» Directions for this task:
Lines where the string "Tracks" appears are to be copied from the entries below.

[Records from a collection]
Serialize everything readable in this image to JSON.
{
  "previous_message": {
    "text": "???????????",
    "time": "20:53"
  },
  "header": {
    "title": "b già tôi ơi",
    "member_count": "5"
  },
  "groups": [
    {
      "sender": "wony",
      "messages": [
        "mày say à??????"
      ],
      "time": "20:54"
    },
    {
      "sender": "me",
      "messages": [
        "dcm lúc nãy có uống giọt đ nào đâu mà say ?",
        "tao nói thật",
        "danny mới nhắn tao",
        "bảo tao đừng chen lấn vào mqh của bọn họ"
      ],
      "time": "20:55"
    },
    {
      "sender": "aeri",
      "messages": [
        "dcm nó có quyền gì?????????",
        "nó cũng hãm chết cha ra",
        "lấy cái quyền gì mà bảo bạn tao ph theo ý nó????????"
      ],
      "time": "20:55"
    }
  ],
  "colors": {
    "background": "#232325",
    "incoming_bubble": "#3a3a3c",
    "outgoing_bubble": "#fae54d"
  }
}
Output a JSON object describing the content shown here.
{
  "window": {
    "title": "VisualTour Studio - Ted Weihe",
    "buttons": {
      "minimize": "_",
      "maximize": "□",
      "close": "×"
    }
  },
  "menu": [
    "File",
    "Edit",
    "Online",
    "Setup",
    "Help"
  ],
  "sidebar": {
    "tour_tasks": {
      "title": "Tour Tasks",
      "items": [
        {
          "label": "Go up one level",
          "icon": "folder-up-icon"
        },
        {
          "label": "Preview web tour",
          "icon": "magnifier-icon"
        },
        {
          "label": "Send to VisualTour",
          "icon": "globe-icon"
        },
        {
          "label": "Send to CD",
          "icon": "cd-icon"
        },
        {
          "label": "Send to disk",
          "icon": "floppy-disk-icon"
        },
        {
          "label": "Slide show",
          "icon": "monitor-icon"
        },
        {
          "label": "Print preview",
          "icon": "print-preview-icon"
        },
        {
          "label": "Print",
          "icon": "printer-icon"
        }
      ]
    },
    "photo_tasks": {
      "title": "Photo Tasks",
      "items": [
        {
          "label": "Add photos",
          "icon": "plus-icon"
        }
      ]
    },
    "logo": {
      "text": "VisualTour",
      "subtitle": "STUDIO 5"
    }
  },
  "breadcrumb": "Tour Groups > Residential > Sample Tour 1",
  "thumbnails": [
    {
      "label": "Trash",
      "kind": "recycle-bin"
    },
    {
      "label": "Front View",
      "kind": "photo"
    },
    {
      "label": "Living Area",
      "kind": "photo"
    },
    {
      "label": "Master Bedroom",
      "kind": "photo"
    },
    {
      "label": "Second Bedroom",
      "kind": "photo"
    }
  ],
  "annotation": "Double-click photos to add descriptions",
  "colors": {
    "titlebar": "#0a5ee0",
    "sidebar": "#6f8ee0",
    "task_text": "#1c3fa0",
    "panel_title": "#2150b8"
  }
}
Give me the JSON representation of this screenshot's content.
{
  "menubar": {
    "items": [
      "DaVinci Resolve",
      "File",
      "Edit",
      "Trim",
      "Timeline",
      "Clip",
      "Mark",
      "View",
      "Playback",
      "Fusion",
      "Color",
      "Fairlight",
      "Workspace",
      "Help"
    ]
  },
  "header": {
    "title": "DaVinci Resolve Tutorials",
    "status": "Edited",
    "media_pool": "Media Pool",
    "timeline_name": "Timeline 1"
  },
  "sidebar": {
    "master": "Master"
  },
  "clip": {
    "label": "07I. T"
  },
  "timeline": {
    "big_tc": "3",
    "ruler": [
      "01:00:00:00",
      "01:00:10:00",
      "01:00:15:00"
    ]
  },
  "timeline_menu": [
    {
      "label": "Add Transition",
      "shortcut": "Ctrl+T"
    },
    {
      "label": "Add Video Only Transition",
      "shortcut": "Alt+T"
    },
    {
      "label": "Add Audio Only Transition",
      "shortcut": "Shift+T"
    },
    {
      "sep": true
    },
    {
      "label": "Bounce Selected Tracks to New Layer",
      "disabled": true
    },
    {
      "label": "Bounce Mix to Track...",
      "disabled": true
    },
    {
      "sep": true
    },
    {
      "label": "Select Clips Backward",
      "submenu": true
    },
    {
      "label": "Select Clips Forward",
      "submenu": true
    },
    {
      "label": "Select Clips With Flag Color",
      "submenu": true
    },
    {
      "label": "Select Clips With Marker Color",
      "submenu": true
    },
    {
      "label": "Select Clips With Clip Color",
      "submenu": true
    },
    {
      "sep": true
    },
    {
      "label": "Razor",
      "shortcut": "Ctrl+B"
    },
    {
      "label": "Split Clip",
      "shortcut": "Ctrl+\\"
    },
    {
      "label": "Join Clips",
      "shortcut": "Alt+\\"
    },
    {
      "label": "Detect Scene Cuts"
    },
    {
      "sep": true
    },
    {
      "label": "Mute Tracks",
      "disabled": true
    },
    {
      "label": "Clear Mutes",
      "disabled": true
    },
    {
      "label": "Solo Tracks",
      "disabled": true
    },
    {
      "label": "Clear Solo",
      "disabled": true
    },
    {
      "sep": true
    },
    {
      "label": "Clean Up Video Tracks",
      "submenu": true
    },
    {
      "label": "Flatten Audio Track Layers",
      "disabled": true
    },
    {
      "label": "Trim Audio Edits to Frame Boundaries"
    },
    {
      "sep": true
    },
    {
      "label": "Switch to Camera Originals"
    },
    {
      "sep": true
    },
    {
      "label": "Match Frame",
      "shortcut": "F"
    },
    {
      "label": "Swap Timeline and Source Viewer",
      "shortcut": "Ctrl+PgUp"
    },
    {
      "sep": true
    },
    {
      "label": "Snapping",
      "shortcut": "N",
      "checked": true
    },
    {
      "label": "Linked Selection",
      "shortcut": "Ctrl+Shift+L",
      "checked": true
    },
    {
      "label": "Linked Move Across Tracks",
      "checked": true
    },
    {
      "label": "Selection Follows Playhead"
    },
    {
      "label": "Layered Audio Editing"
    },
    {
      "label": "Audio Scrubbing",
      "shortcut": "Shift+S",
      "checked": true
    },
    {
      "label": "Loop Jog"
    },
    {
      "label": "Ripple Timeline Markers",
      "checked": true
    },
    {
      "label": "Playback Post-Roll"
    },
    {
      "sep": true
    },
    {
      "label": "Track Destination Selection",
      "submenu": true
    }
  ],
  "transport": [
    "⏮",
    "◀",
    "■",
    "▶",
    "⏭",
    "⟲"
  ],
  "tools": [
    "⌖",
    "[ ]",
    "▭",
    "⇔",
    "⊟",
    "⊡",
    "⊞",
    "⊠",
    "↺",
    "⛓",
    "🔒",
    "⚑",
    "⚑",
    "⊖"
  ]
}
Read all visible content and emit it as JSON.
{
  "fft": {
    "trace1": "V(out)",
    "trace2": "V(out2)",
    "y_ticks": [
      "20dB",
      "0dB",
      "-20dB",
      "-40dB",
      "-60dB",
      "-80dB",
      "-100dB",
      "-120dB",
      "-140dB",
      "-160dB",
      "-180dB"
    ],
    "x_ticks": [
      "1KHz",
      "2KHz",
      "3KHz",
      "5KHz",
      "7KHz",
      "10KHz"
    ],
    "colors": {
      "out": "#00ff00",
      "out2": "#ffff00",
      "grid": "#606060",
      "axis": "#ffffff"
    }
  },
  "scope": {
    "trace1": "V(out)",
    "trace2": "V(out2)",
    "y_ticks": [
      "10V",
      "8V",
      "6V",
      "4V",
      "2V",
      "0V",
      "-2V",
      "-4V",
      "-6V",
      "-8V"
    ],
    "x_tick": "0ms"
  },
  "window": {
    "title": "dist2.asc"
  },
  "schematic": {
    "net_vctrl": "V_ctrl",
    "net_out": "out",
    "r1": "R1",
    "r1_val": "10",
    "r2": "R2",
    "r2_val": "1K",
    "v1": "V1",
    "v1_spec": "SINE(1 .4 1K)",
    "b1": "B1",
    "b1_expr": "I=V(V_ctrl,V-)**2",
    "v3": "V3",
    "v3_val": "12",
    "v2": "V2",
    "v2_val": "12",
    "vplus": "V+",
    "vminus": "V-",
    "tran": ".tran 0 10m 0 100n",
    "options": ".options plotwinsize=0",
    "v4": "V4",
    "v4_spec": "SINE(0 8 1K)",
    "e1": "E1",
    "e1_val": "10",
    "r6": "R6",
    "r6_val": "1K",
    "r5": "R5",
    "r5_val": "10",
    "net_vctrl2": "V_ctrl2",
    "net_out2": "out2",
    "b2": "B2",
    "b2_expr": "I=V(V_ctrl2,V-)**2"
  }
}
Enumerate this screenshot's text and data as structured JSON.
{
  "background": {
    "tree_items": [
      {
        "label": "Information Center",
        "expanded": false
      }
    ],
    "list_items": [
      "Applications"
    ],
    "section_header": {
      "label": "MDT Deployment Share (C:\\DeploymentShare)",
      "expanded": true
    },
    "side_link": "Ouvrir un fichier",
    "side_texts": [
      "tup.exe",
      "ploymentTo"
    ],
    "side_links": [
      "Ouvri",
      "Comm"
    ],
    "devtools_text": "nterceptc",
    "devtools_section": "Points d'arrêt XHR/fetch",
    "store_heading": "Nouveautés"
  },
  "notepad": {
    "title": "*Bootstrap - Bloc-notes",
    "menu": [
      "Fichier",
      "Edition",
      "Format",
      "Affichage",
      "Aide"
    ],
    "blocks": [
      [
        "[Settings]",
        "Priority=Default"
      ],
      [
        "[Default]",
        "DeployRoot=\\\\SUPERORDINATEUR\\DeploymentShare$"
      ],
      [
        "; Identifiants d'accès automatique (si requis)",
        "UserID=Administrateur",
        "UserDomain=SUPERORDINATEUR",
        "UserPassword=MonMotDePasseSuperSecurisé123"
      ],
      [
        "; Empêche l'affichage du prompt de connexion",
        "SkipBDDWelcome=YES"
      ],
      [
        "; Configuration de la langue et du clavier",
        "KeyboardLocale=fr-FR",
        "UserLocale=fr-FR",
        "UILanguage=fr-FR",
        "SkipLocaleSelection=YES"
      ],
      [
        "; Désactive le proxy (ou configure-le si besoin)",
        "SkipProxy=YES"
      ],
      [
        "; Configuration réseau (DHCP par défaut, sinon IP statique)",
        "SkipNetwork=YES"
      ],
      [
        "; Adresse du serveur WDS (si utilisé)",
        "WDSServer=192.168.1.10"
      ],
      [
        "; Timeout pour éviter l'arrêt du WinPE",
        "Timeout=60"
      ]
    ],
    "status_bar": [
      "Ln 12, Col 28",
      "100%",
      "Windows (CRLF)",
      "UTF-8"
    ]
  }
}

» Answer box:
      "label": "Bounce Selected Tracks to New Layer",
      "label": "Mute Tracks",
      "label": "Solo Tracks",
      "label": "Clean Up Video Tracks",
      "label": "Linked Move Across Tracks",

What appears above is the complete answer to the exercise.